Barbara Sibbald, News and Humanities editor for the Canadian Medical Association Journal, reads the CMAJ Humanities Encounters article "First, do no harm" (subscription required). The article is written by Dr. Sarah Tulk, a family medicine resident at McMaster University.
In the article, Dr. Tulk reflects on the time she treated a terminally ill patient in the emergency department.
Listen to the article reading:
Barbara Sibbald, News and Humanities editor for the Canadian Medical Association Journal, reads the CMAJ Humanities Encounters article "Words, deeds and interpretations". The article is written by Dr. Mary Seeman, professor emerita, in the Department of Psychiatry at the University of Toronto.
In the article, Dr. Seeman, an older psychiatrist, recounts how acting instead of talking can net rather dire results. The events are true but happened decades ago.
Dr. Jennifer Hutcheon, researcher at BC Children's Hospital and assistant professor in the Faculty of Medicine at the University of British Columbia, discusses a CMAJ research article (open access) she co-authored. Dr. Hutcheon and her colleagues examined whether the closure of obstetric services in smaller communities in BC affected rates of adverse events for mothers or newborns.
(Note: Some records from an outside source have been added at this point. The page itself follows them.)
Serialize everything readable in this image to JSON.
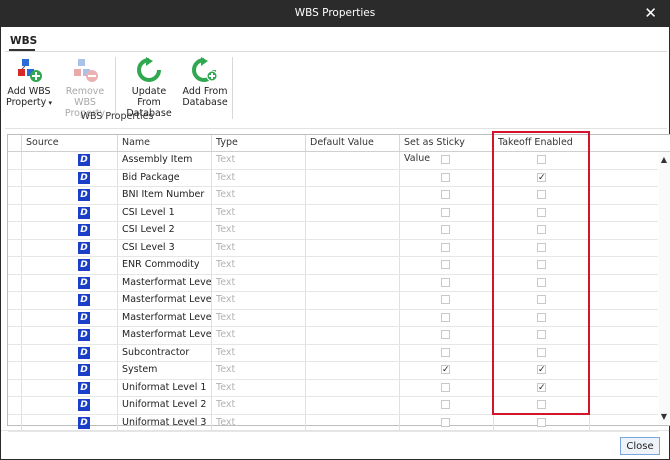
{
  "window": {
    "title": "WBS Properties"
  },
  "ribbon": {
    "tab": "WBS",
    "buttons": [
      {
        "label_line1": "Add WBS",
        "label_line2": "Property",
        "icon": "add-wbs-property-icon",
        "enabled": true,
        "dropdown": true
      },
      {
        "label_line1": "Remove WBS",
        "label_line2": "Property",
        "icon": "remove-wbs-property-icon",
        "enabled": false
      },
      {
        "label_line1": "Update From",
        "label_line2": "Database",
        "icon": "refresh-icon",
        "enabled": true
      },
      {
        "label_line1": "Add From",
        "label_line2": "Database",
        "icon": "add-refresh-icon",
        "enabled": true
      }
    ],
    "group_label": "WBS Properties"
  },
  "grid": {
    "columns": [
      "Source",
      "Name",
      "Type",
      "Default Value",
      "Set as Sticky Value",
      "Takeoff Enabled"
    ],
    "rows": [
      {
        "source": "D",
        "name": "Assembly Item",
        "type": "Text",
        "default": "",
        "sticky": false,
        "takeoff": false
      },
      {
        "source": "D",
        "name": "Bid Package",
        "type": "Text",
        "default": "",
        "sticky": false,
        "takeoff": true
      },
      {
        "source": "D",
        "name": "BNI Item Number",
        "type": "Text",
        "default": "",
        "sticky": false,
        "takeoff": false
      },
      {
        "source": "D",
        "name": "CSI Level 1",
        "type": "Text",
        "default": "",
        "sticky": false,
        "takeoff": false
      },
      {
        "source": "D",
        "name": "CSI Level 2",
        "type": "Text",
        "default": "",
        "sticky": false,
        "takeoff": false
      },
      {
        "source": "D",
        "name": "CSI Level 3",
        "type": "Text",
        "default": "",
        "sticky": false,
        "takeoff": false
      },
      {
        "source": "D",
        "name": "ENR Commodity",
        "type": "Text",
        "default": "",
        "sticky": false,
        "takeoff": false
      },
      {
        "source": "D",
        "name": "Masterformat Level...",
        "type": "Text",
        "default": "",
        "sticky": false,
        "takeoff": false
      },
      {
        "source": "D",
        "name": "Masterformat Level...",
        "type": "Text",
        "default": "",
        "sticky": false,
        "takeoff": false
      },
      {
        "source": "D",
        "name": "Masterformat Level...",
        "type": "Text",
        "default": "",
        "sticky": false,
        "takeoff": false
      },
      {
        "source": "D",
        "name": "Masterformat Level...",
        "type": "Text",
        "default": "",
        "sticky": false,
        "takeoff": false
      },
      {
        "source": "D",
        "name": "Subcontractor",
        "type": "Text",
        "default": "",
        "sticky": false,
        "takeoff": false
      },
      {
        "source": "D",
        "name": "System",
        "type": "Text",
        "default": "",
        "sticky": true,
        "takeoff": true
      },
      {
        "source": "D",
        "name": "Uniformat Level 1",
        "type": "Text",
        "default": "",
        "sticky": false,
        "takeoff": true
      },
      {
        "source": "D",
        "name": "Uniformat Level 2",
        "type": "Text",
        "default": "",
        "sticky": false,
        "takeoff": false
      },
      {
        "source": "D",
        "name": "Uniformat Level 3",
        "type": "Text",
        "default": "",
        "sticky": false,
        "takeoff": false
      }
    ]
  },
  "footer": {
    "close_label": "Close"
  },
  "colors": {
    "titlebar": "#2b2b2b",
    "highlight": "#d4142a",
    "source_icon": "#1a3ec8"
  }
}
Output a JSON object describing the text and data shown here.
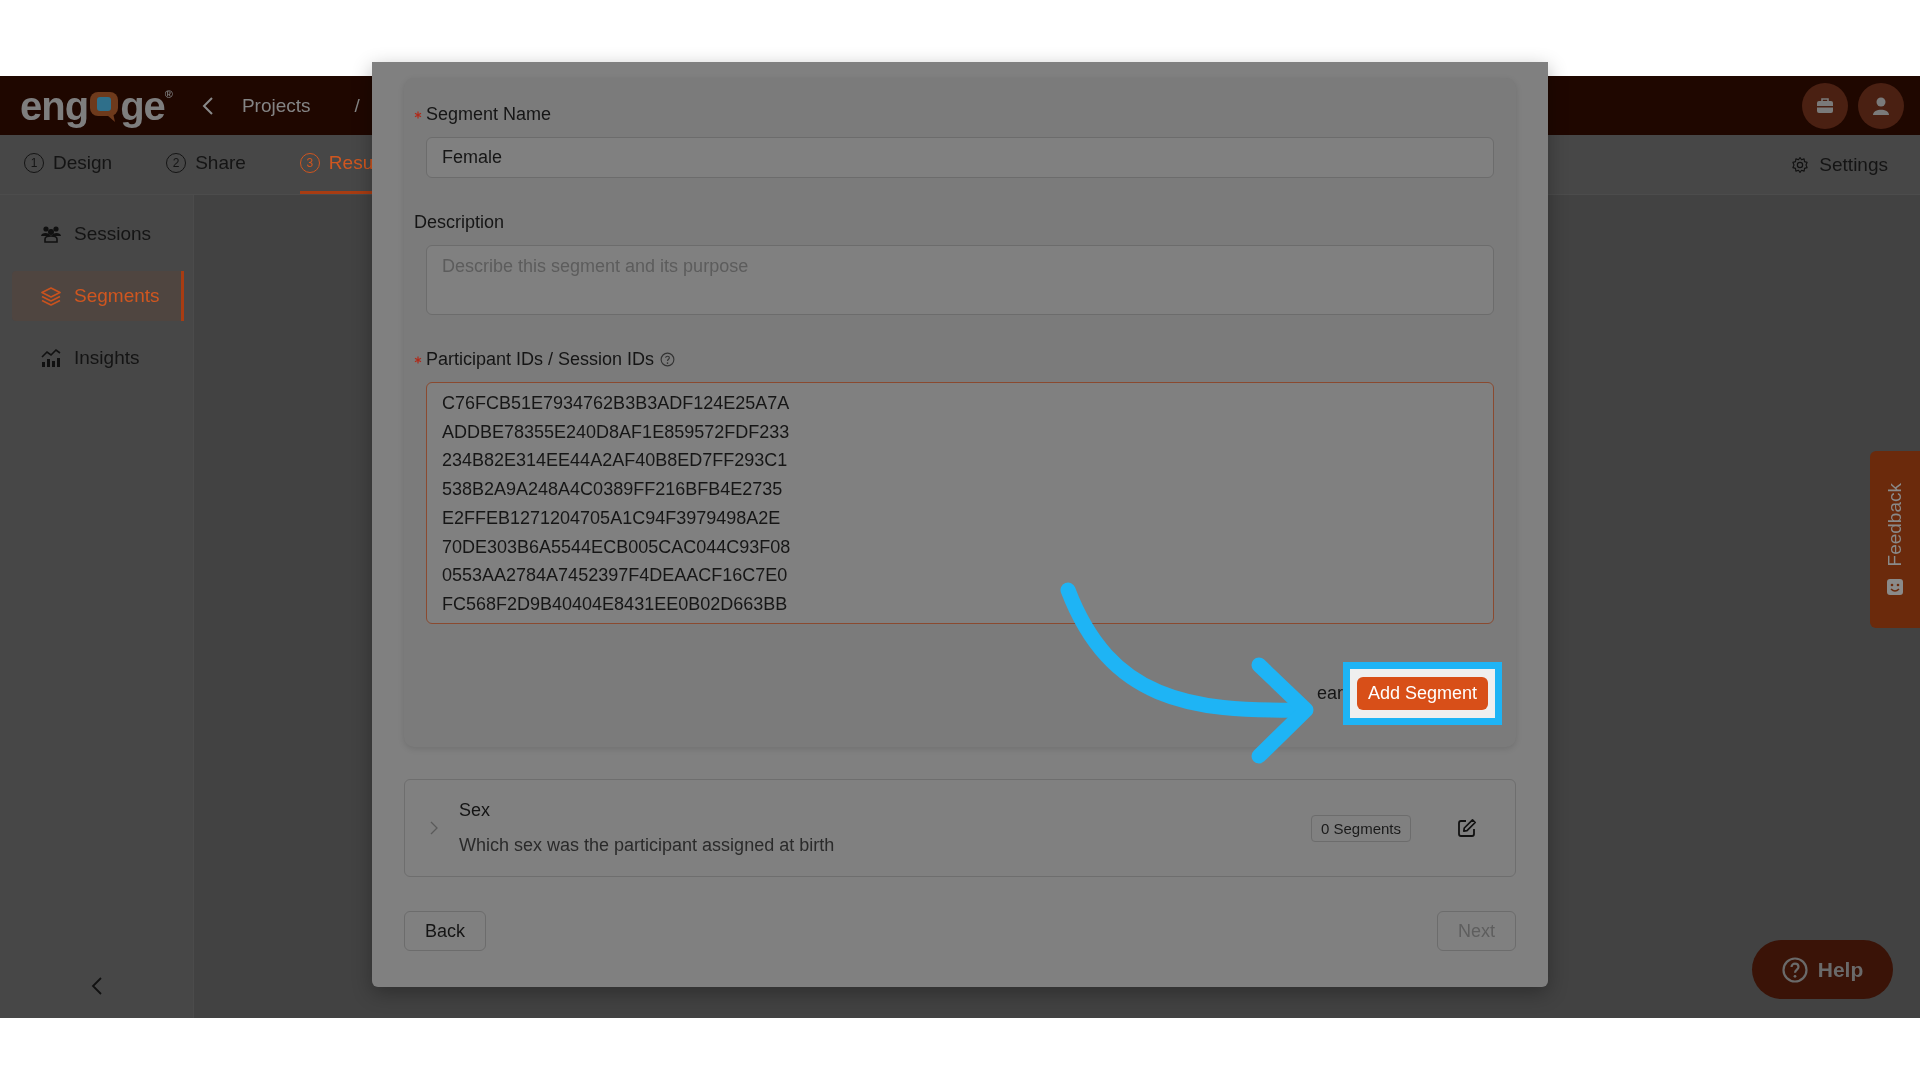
{
  "header": {
    "logo": {
      "before": "eng",
      "after": "ge",
      "mark": "®"
    },
    "breadcrumb": [
      {
        "kind": "back"
      },
      {
        "kind": "link",
        "label": "Projects"
      },
      {
        "kind": "separator",
        "label": "/"
      }
    ],
    "icons": [
      {
        "kind": "toolbox"
      },
      {
        "kind": "user"
      }
    ]
  },
  "tabs": [
    {
      "number": "1",
      "label": "Design",
      "selected": false
    },
    {
      "number": "2",
      "label": "Share",
      "selected": false
    },
    {
      "number": "3",
      "label": "Resu",
      "selected": true
    }
  ],
  "settings": {
    "label": "Settings"
  },
  "sidebar": {
    "items": [
      {
        "label": "Sessions",
        "selected": false
      },
      {
        "label": "Segments",
        "selected": true
      },
      {
        "label": "Insights",
        "selected": false
      }
    ]
  },
  "modal": {
    "segment_name": {
      "label": "Segment Name",
      "required": true,
      "value": "Female"
    },
    "description": {
      "label": "Description",
      "required": false,
      "placeholder": "Describe this segment and its purpose"
    },
    "participant_ids": {
      "label": "Participant IDs / Session IDs",
      "required": true,
      "value": [
        "C76FCB51E7934762B3B3ADF124E25A7A",
        "ADDBE78355E240D8AF1E859572FDF233",
        "234B82E314EE44A2AF40B8ED7FF293C1",
        "538B2A9A248A4C0389FF216BFB4E2735",
        "E2FFEB1271204705A1C94F3979498A2E",
        "70DE303B6A5544ECB005CAC044C93F08",
        "0553AA2784A7452397F4DEAACF16C7E0",
        "FC568F2D9B40404E8431EE0B02D663BB"
      ]
    },
    "buttons": [
      {
        "kind": "ghost",
        "label": "ear"
      },
      {
        "kind": "primary",
        "label": "Add Segment",
        "highlighted": true
      }
    ],
    "questions": [
      {
        "title": "Sex",
        "description": "Which sex was the participant assigned at birth",
        "badge": "0 Segments"
      }
    ],
    "footer": [
      {
        "label": "Back",
        "disabled": false
      },
      {
        "label": "Next",
        "disabled": true
      }
    ]
  },
  "feedback": {
    "label": "Feedback"
  },
  "help": {
    "label": "Help"
  }
}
Stuart Kinmond reads the CMAJ Humanities Encounters article "He was a boy with a name". The article is written by Dr. Nicholas Batley, associate professor in the Department of Family Medicine at the American University of Beirut Medical Centre in Lebanon.
The article tells the true story of Dr. Batley’s encounter with a young Syrian refugee on the streets of Beirut. The patient’s name and personal details have been changed to protect his identity.
Full article (subscription required): www.cmaj.ca/lookup/doi/10.1503/cmaj.160530
Supraventricular tachycardias represent a range of tachyarrhythmias originating from a circuit or focus involving the atria or the atrioventricular node. Prompt recognition of the specific type of arrhythmia is essential to determine therapeutic management. Dr. Lior Bibas, cardiology fellow at McGill University in Montréal, Québec, discusses various approaches to treatment. He co-authored a review article (subscription required) published in the CMAJ.
People who smoke tobacco may be interested in quitting, reducing their smoking or neither. Physicians can offer interventions for all of these groups. In this podcast interview, Dr. Robert Reid and Dr. Andrew Pipe – experts on smoking cessation from the University of Ottawa Heart Institute’s Division of Prevention and Rehabilitation – offer practical advice to guide physicians in helping their patients. They, and co-authors, have reviewed evidence on smoking cessation initiatives in an article published in CMAJ.
Full review article (subscription required): www.cmaj.ca/lookup/doi/10.1503/cmaj.151510
Stuart Kinmond reads the CMAJ Humanities Encounters article "Cutting through the shame". The article is written by Stephen P. Lewis, associate professor in psychology at the University of Guelph in Guelph, Ontario. In the article, the author reflects on a period of self-injury and what he learned from it.
Article (subscription required): www.cmaj.ca/lookup/doi/10.1503/cmaj.160119
Physicians from many specialties may care for inpatients with opioid use disorder. An acute hospital admission is an opportunity to engage with patients who have this common, chronic disorder, discuss addiction treatment and possibly affect the course of their illness. In this podcast, Dr. Joseph Donroe, Assistant Professor of Medicine at the Yale School of Medicine, discusses the best approach to specific problems that may arise when a patient with chronic opioid use disorder is hospitalized for another reason. Potential problems include withdrawal symptoms and managing acute pain.
Dr. Donroe co-authored a review article published in the CMAJ (subscription required).
Although physicians generally recognize that social determinants influence the health of their patients, many are unsure how they can intervene. Dr. Anne Andermann, Associate Professor in the Department of Family Medicine at McGill University in Montreal and founding director of the CLEAR Collaboration, discusses how physicians and allied health care workers can address social determinants in their day-to-day practice. She wrote a review article (subscription required) published in the CMAJ.
Émilie Lacharité is Digital Content Editor at CMAJ and a graduate of the Biomedical Communications program at the University of Toronto
I attended the Association of Medical Illustrators’ (AMI) conference in Atlanta, GA, last week. Atlanta is home to Emory University Hospital (and its Ebola experts), the Centers for Disease Control and prevention - CDC - (where we can turn if there’s a zombiepocalypse) and the Coca Cola Headquarters Museum (where you go if you’re in the mood for serious brainwashing).
The members of the Association of Medical Illustrators work in a large variety of specialties. There are professors and lecturers, freelancers, researchers, animators, interactive storytellers, illustrators, virtual-reality developers, sculptors and so on. We all have the same goal: to visualize medical concepts. ...continue reading